November 13th, 2011
ADOPT Fails to Support Extended Oral Apixaban in High-Risk Post-Discharge Patients
Although medically ill patients remain at risk for VTE after hospital discharge, a strategy of extended oral anticoagulation with apixaban did not prove to be successful in the ADOPT (Apixaban Dosing to Optimize Protection from Thrombosis) trial, which was presented by Samuel Z. Goldhaber at the American Heart Association and published simultaneously in the New England Journal of Medicine.
ADOPT randomized 6528 acutely ill patients with at least one additional risk factor for venous thromboembolism (VTE) to standard care with subcutaneous enoxaparin 40 mg once daily for 6 to 14 days or oral apixaban 2.5 mg twice daily for 30 days.
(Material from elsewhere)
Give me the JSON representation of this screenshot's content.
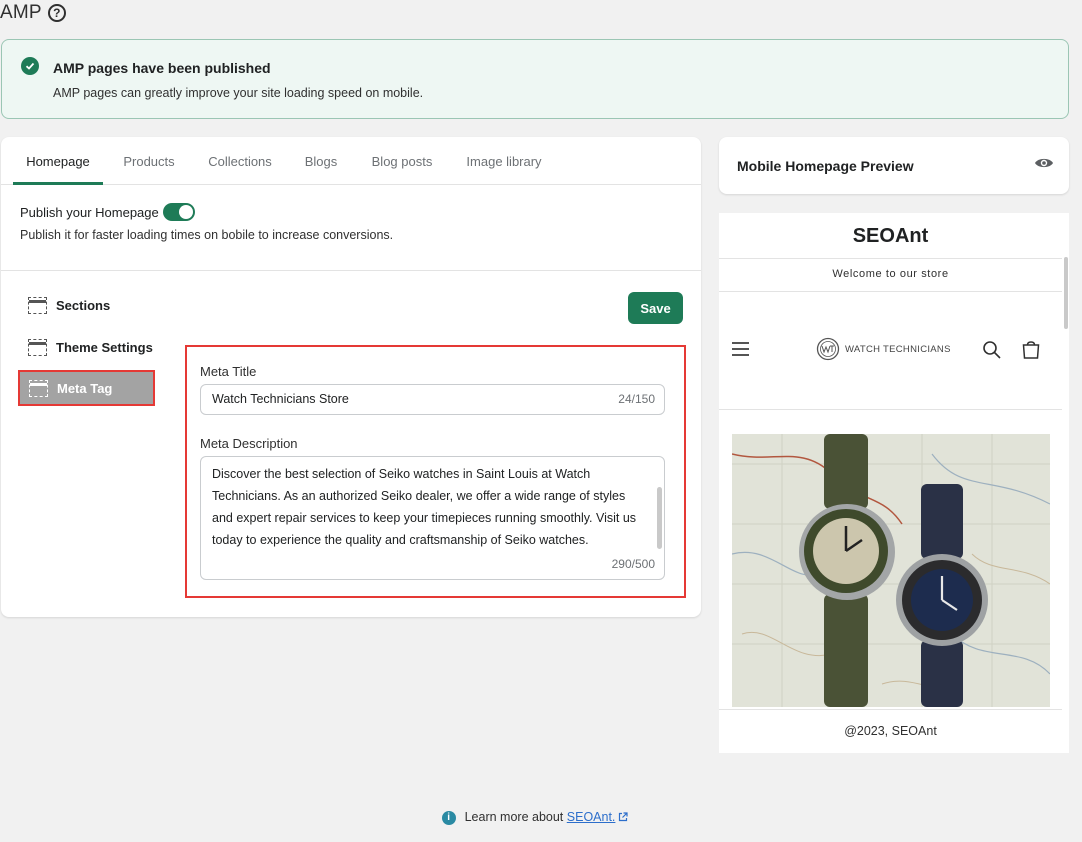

In all, 4495 were evaluated for the primary endpoint, a 30-day composite of death related to VTE, PE, symptomatic DVT, or asymptomatic proximal-leg DVT.
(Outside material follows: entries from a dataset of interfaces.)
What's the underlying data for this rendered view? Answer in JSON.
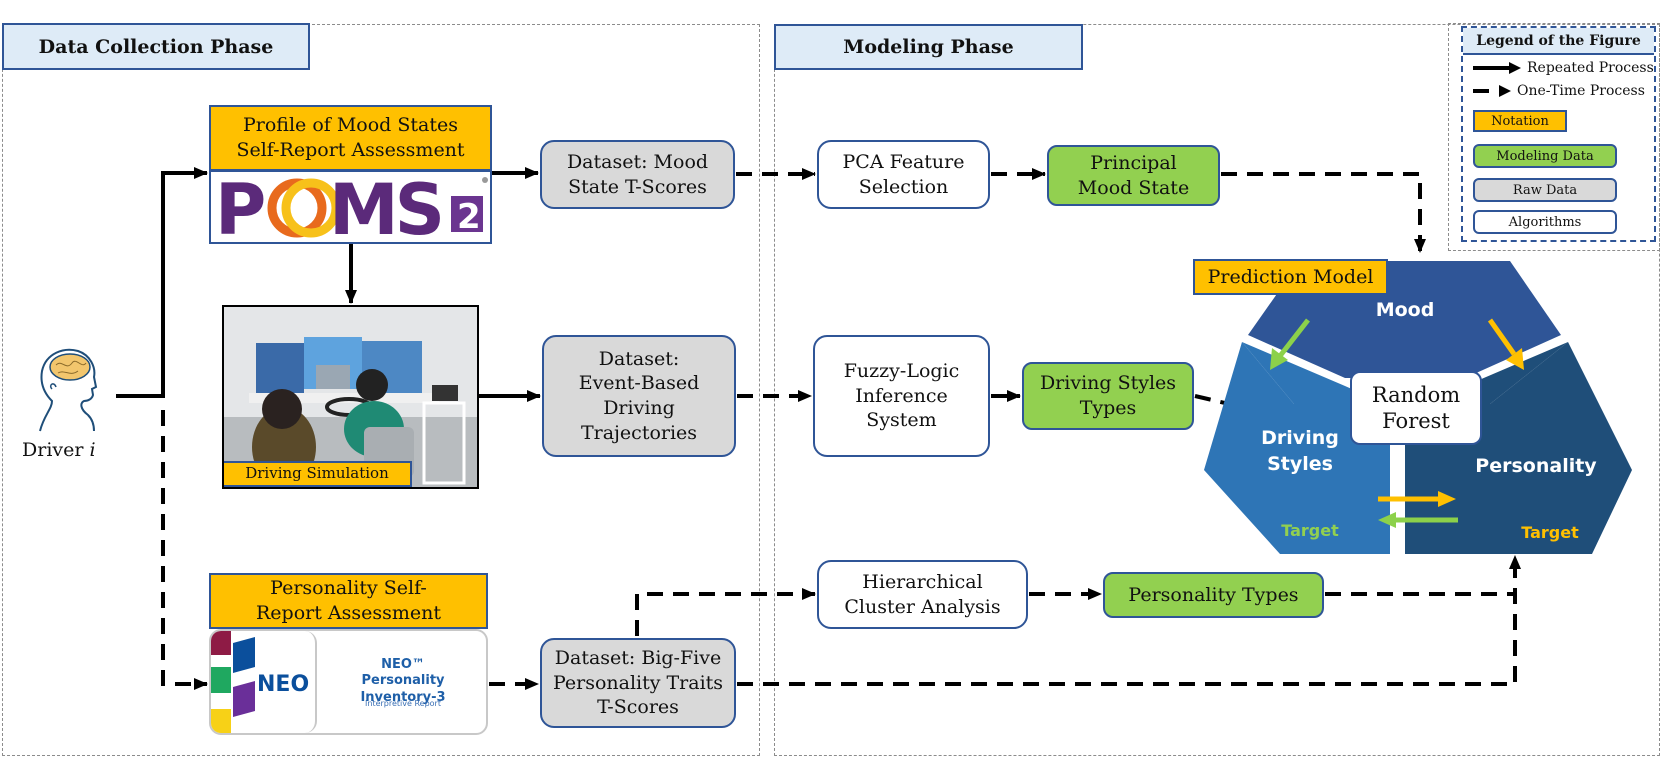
{
  "phases": {
    "data_collection": "Data Collection Phase",
    "modeling": "Modeling Phase"
  },
  "legend": {
    "title": "Legend of the Figure",
    "repeated": "Repeated Process",
    "one_time": "One-Time Process",
    "notation": "Notation",
    "modeling_data": "Modeling Data",
    "raw_data": "Raw Data",
    "algorithms": "Algorithms"
  },
  "driver": {
    "label": "Driver",
    "index": "i",
    "icon": "head-brain-icon"
  },
  "assessments": {
    "poms_title": "Profile of Mood States Self-Report Assessment",
    "poms_logo": "POMS",
    "poms_logo_sup": "2",
    "simulation_label": "Driving Simulation",
    "personality_title": "Personality Self-Report Assessment",
    "neo_logo": "NEO",
    "neo_product": "NEO™ Personality Inventory-3",
    "neo_report": "Interpretive Report"
  },
  "datasets": {
    "mood": "Dataset: Mood State T-Scores",
    "driving": "Dataset: Event-Based Driving Trajectories",
    "personality": "Dataset: Big-Five Personality Traits T-Scores"
  },
  "algorithms": {
    "pca": "PCA Feature Selection",
    "fuzzy": "Fuzzy-Logic Inference System",
    "cluster": "Hierarchical Cluster Analysis"
  },
  "modeling_data": {
    "mood": "Principal Mood State",
    "driving": "Driving Styles Types",
    "personality": "Personality Types"
  },
  "prediction": {
    "title": "Prediction Model",
    "core": "Random Forest",
    "mood": "Mood",
    "driving": "Driving Styles",
    "personality": "Personality",
    "target_left": "Target",
    "target_right": "Target"
  },
  "colors": {
    "notation": "#ffc000",
    "modeling_data": "#92d050",
    "raw_data": "#d9d9d9",
    "border": "#2f5597",
    "header_fill": "#deebf7",
    "mood_segment": "#2f5597",
    "driving_segment": "#2e75b6",
    "personality_segment": "#1f4e79"
  }
}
Incidence of the composite endpoint did not differ significantly between the two groups:
- 2.71% of the apixaban group versus 3.06% of the enoxaparin group (RR, 0.87; 95% CI, 0.62-1.23; P=0.44)
At 30 days, the incidence of major bleeding events was significantly higher in the apixaban group than in the enoxaparin group:
- 0.47% in the apixaban group versus 0.19% in the enoxaparin group (RR, 2.58; 95% CI, 1.02-7.24; P=0.04)